For many years, it seemed like columns were one of the toughest layout challenges web designers faced. It often took various hacks, such as clearfixes, to get them aligned and looking good.
You can save loads of development time by working with frontend UI kits. The most popular is Bootstrap although far too many homogeneous sites rely on that framework.
Using a quality responsive CSS framework can give you a nice head start on any web design project. Some, like Bootstrap, are a bit bloated with excess code while others require a fairly steep learning curve.
CSS Grid is generating lots of hype – and for good reason. It’s poised to revolutionize the way we create complex layouts. The new specification (still in draft as of this writing) removes the need for all the silly hacks designers have had to put in place while building grid systems. The promise of CSS Grid is that it will simply work as the designer intended, while automatically adjusting to whatever device it’s being displayed on.

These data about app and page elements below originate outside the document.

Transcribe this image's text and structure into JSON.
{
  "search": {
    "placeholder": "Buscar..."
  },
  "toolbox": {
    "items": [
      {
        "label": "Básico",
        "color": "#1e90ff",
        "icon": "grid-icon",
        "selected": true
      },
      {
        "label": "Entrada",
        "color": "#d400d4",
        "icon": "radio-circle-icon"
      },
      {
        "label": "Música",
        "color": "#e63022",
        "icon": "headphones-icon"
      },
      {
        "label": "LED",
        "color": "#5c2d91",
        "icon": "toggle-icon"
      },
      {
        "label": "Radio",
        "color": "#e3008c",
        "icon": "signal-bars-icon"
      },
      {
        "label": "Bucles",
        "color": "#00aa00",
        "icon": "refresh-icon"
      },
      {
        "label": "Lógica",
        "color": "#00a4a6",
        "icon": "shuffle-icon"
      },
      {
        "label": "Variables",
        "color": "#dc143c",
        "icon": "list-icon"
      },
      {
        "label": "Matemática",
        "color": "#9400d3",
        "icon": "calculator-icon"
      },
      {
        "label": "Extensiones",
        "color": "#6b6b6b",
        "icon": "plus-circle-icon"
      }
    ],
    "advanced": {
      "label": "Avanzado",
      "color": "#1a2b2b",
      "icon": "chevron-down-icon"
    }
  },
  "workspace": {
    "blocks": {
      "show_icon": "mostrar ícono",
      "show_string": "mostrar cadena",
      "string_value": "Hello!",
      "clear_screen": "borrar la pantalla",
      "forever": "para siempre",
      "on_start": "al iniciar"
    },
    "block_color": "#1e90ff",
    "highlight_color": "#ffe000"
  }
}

Split screen UIs have become a popular way to showcase content. We often think of them as being utilized in areas where we want users to choose between two options. But we’re also seeing other creative uses of the technique. For example, a split screen can also be used to great effect as a full page layout or even as a transitional animation.